In a comprehensive list of Twitter uses, TeachHub’s Samantha Miller says students in all subjects can use Twitter to follow current events, cover a field trip, aid other students with homework, or develop their own voices, among many other possibilities.
An important thing to consider, of course, is student privacy and safety. Twitter outlines tips for “Twitter literacy” (ignoring the obvious portmanteau “Twitteracy,” props to them) that educators should consult before getting students engaged with the online platform.
It’s not all good, right?
First: Twitter can be little more than a diversion—empty calories that fritter away your time. This might be an issue with who a user decides to follow, though, which means some refining might be in order. Like with most any new community, finding valuable connections takes time. Twitter chats offer a good way to get exposed to a lot of new people all at once.
Second: The teaching profession is three-quarters women (and half of students are girls). As many social activists will point out, women may receive a lot of harassment and abuse on Twitter (like with all social media). As video game developer Brianna Wu has told The New York Times:
The beauty of Twitter is that it has connected me to some of the smartest women I have ever known in my life. It also organizes this harassment against us in a way that is unparalleled.
Twitter allows users to mute or block people, if so desired, and has mechanisms to report abuse, but problems persist:
twitter actually took a reported threat/TOS violation seriously
feeling a little like i just saw a unicorn pic.twitter.com/T9rjLVoWiF
— Erin Gloria Ryan (@morninggloria) March 21, 2016
Bringing Twitter into the classroom may need to be accompanied by a primer on digital ethics.
Third: Like with all social media platforms, users might need to be mindful of what would get them in hot water at work. Everything is public. Nevertheless:
Other ppl: Aren’t you worried about what your students will see if they follow you on Twitter?
*sees edu-debates & nerd convos*
— Christina Torres (@biblio_phile) December 30, 2015
Fourth: Twitter can just be exhausting. But it won’t kill you to take a break from it whenever you want, either. Twitter is not a liver. Twitter is not a requirement for continued existence.
Who would be a good person or company to follow?
This section is going to be filled with bias.
- For all Education Week news: @educationweek
- For all teacher-related news and commentary: @edweekteacher
- For tidbits from the Education Week archives: @edweeklibrary
- Here’s a list of the entire Education Week newsroom
You can also follow all of Education Week Teacher‘s opinion bloggers:
- Elena Aguilar: @artofcoaching1
- David B. Cohen: @CohenD
- Larry Ferlazzo: @larryferlazzo
- David Ginsburg: @CoachGinsburg
- Megan M. Allen: @Redhdteacher
- Christina Torres: @biblio_phile
- John T. McCrann: @JohnTroutMcCran
- Kyle Redford: @kyleredford
- Nancy Flanagan: @nancyflanagan
- Starr Sackstein: @mssackstein
Do teachers need to use Twitter for education?
There are plenty of other good things on there.
You say tomato. I say tomato. Our eyes meet. We’ve decided on the perfect name for our baby

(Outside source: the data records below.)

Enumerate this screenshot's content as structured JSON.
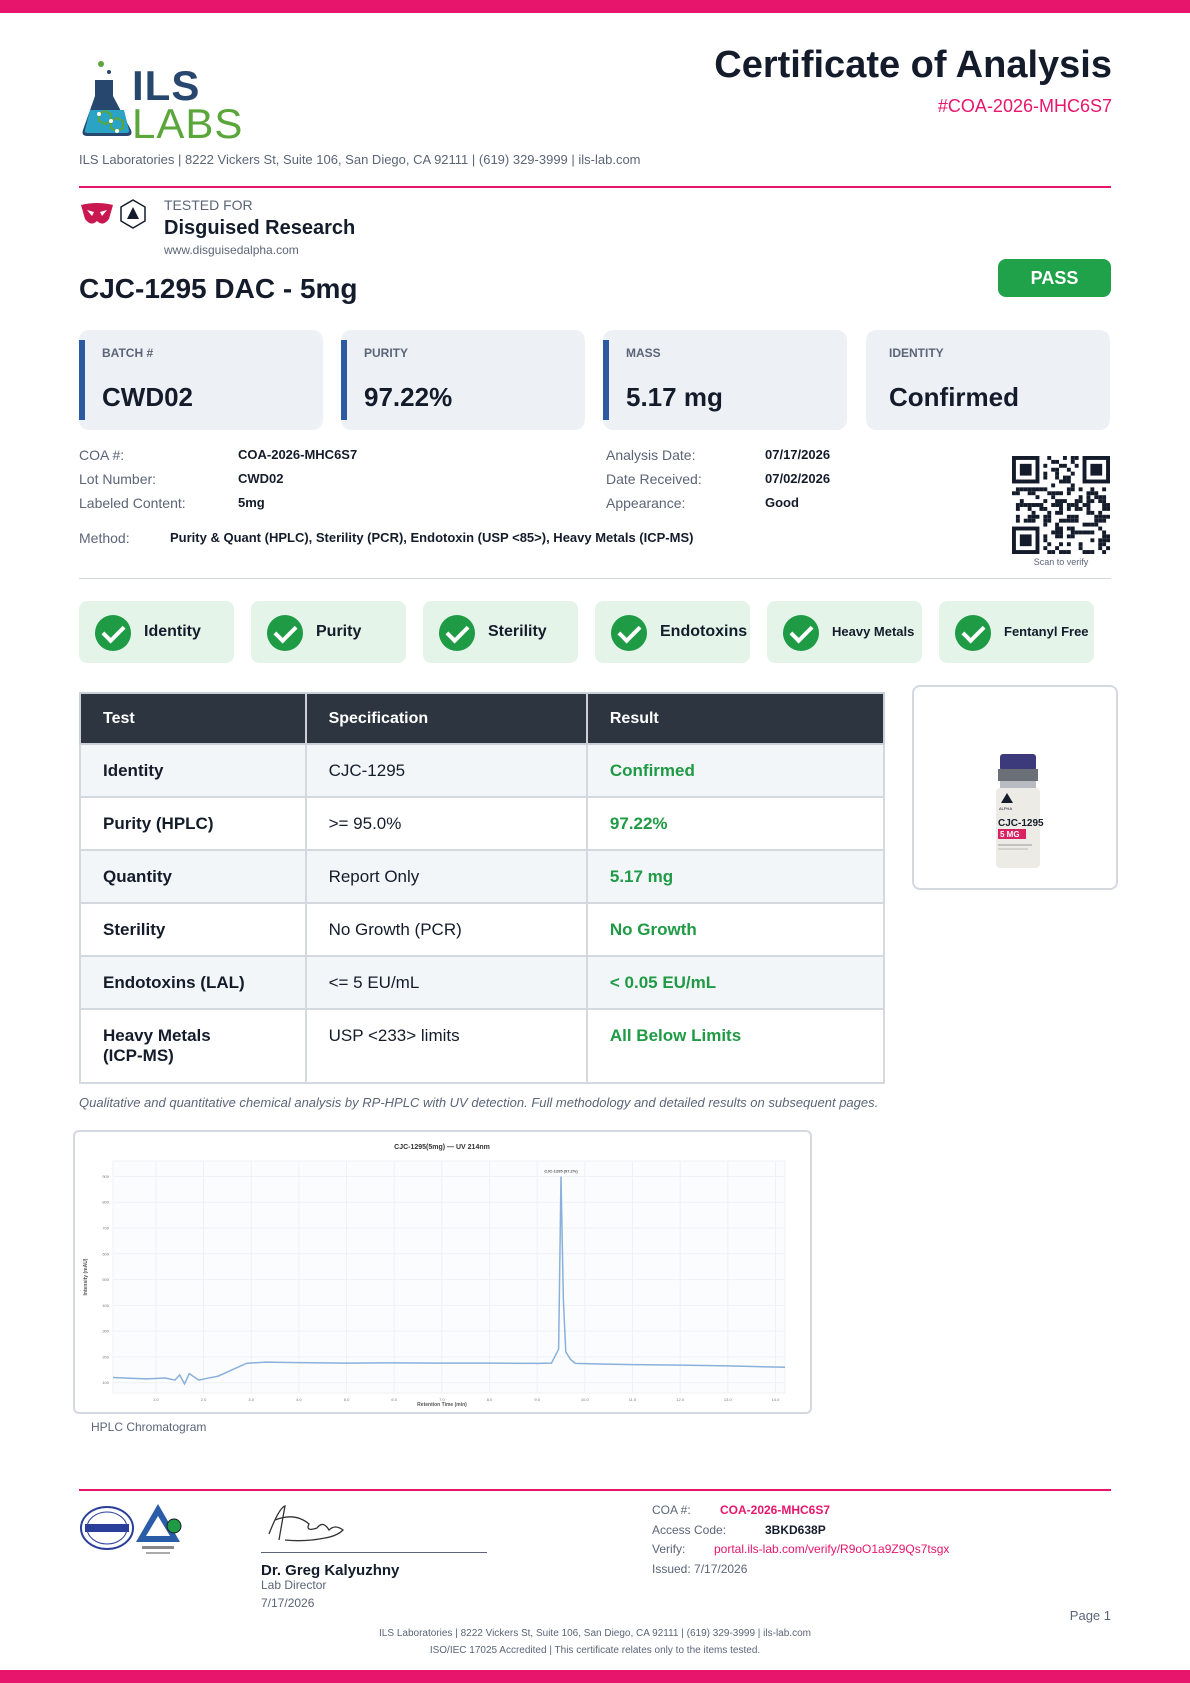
{
  "colors": {
    "accent": "#e8156c",
    "pass": "#1fa24a",
    "result_green": "#1f9a45",
    "header_dark": "#2d3640",
    "brand_blue": "#27476e",
    "brand_green": "#5aa63a"
  },
  "header": {
    "logo": {
      "icon": "flask-molecule-icon",
      "line1": "ILS",
      "line2": "LABS"
    },
    "title": "Certificate of Analysis",
    "coa_id": "#COA-2026-MHC6S7",
    "address_line": "ILS Laboratories  |  8222 Vickers St, Suite 106, San Diego, CA 92111  |  (619) 329-3999  |  ils-lab.com"
  },
  "client": {
    "icons": [
      "disguised-mask-logo-icon",
      "alpha-triangle-logo-icon"
    ],
    "tested_for_label": "TESTED FOR",
    "name": "Disguised Research",
    "url": "www.disguisedalpha.com"
  },
  "product": {
    "name": "CJC-1295 DAC - 5mg",
    "status": "PASS"
  },
  "summary_cards": [
    {
      "label": "BATCH #",
      "value": "CWD02"
    },
    {
      "label": "PURITY",
      "value": "97.22%"
    },
    {
      "label": "MASS",
      "value": "5.17 mg"
    },
    {
      "label": "IDENTITY",
      "value": "Confirmed"
    }
  ],
  "meta": {
    "left": [
      {
        "key": "COA #:",
        "value": "COA-2026-MHC6S7"
      },
      {
        "key": "Lot Number:",
        "value": "CWD02"
      },
      {
        "key": "Labeled Content:",
        "value": "5mg"
      }
    ],
    "right": [
      {
        "key": "Analysis Date:",
        "value": "07/17/2026"
      },
      {
        "key": "Date Received:",
        "value": "07/02/2026"
      },
      {
        "key": "Appearance:",
        "value": "Good"
      }
    ],
    "method_key": "Method:",
    "method_value": "Purity & Quant (HPLC), Sterility (PCR), Endotoxin (USP <85>), Heavy Metals (ICP-MS)",
    "qr_caption": "Scan to verify"
  },
  "badges": [
    "Identity",
    "Purity",
    "Sterility",
    "Endotoxins",
    "Heavy Metals",
    "Fentanyl Free"
  ],
  "results_table": {
    "headers": [
      "Test",
      "Specification",
      "Result"
    ],
    "rows": [
      {
        "test": "Identity",
        "spec": "CJC-1295",
        "result": "Confirmed"
      },
      {
        "test": "Purity (HPLC)",
        "spec": ">= 95.0%",
        "result": "97.22%"
      },
      {
        "test": "Quantity",
        "spec": "Report Only",
        "result": "5.17 mg"
      },
      {
        "test": "Sterility",
        "spec": "No Growth (PCR)",
        "result": "No Growth"
      },
      {
        "test": "Endotoxins (LAL)",
        "spec": "<= 5 EU/mL",
        "result": "< 0.05 EU/mL"
      },
      {
        "test": "Heavy Metals (ICP-MS)",
        "spec": "USP <233> limits",
        "result": "All Below Limits"
      }
    ]
  },
  "vial": {
    "brand": "ALPHA",
    "label": "CJC-1295",
    "dose": "5 MG"
  },
  "caption": "Qualitative and quantitative chemical analysis by RP-HPLC with UV detection. Full methodology and detailed results on subsequent pages.",
  "chromatogram": {
    "title": "CJC-1295(5mg) — UV 214nm",
    "xlabel": "Retention Time (min)",
    "ylabel": "Intensity (mAU)",
    "main_peak_label": "CJC-1295 (97.2%)",
    "x_ticks": [
      "1.0",
      "2.0",
      "3.0",
      "4.0",
      "5.0",
      "6.0",
      "7.0",
      "8.0",
      "9.0",
      "10.0",
      "11.0",
      "12.0",
      "13.0",
      "14.0"
    ],
    "y_ticks": [
      "100",
      "200",
      "300",
      "400",
      "500",
      "600",
      "700",
      "800",
      "900"
    ],
    "caption": "HPLC Chromatogram"
  },
  "chart_data": {
    "type": "line",
    "title": "CJC-1295(5mg) — UV 214nm",
    "xlabel": "Retention Time (min)",
    "ylabel": "Intensity (mAU)",
    "xlim": [
      0.1,
      14.2
    ],
    "ylim": [
      60,
      960
    ],
    "x": [
      0.1,
      0.8,
      1.2,
      1.4,
      1.5,
      1.6,
      1.7,
      1.9,
      2.1,
      2.3,
      2.6,
      2.9,
      3.3,
      4,
      5,
      6,
      7,
      8,
      9,
      9.3,
      9.45,
      9.5,
      9.55,
      9.6,
      9.7,
      9.8,
      10.2,
      11,
      12,
      13,
      14.2
    ],
    "series": [
      {
        "values": [
          120,
          115,
          118,
          110,
          130,
          95,
          135,
          110,
          118,
          125,
          150,
          175,
          180,
          178,
          176,
          177,
          176,
          176,
          175,
          176,
          230,
          900,
          420,
          220,
          190,
          175,
          173,
          170,
          168,
          165,
          160
        ]
      }
    ]
  },
  "footer": {
    "accreditation_icons": [
      "ilac-mra-logo-icon",
      "pjla-testing-logo-icon"
    ],
    "signature_icon": "signature-icon",
    "signer_name": "Dr. Greg Kalyuzhny",
    "signer_role": "Lab Director",
    "signer_date": "7/17/2026",
    "coa_key": "COA #:",
    "coa_value": "COA-2026-MHC6S7",
    "access_key": "Access Code:",
    "access_value": "3BKD638P",
    "verify_key": "Verify:",
    "verify_value": "portal.ils-lab.com/verify/R9oO1a9Z9Qs7tsgx",
    "issued": "Issued: 7/17/2026",
    "page": "Page 1",
    "line1": "ILS Laboratories  |  8222 Vickers St, Suite 106, San Diego, CA 92111  |  (619) 329-3999  |  ils-lab.com",
    "line2": "ISO/IEC 17025 Accredited  |  This certificate relates only to the items tested."
  }
}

— ♡ Good Account ♡ (@SortaBad) March 16, 2016
What if I don’t like Twitter’s online interface?
What are the actual mechanics of Twitter?
More on social media:
A version of this news article first appeared in the Teaching Now blog.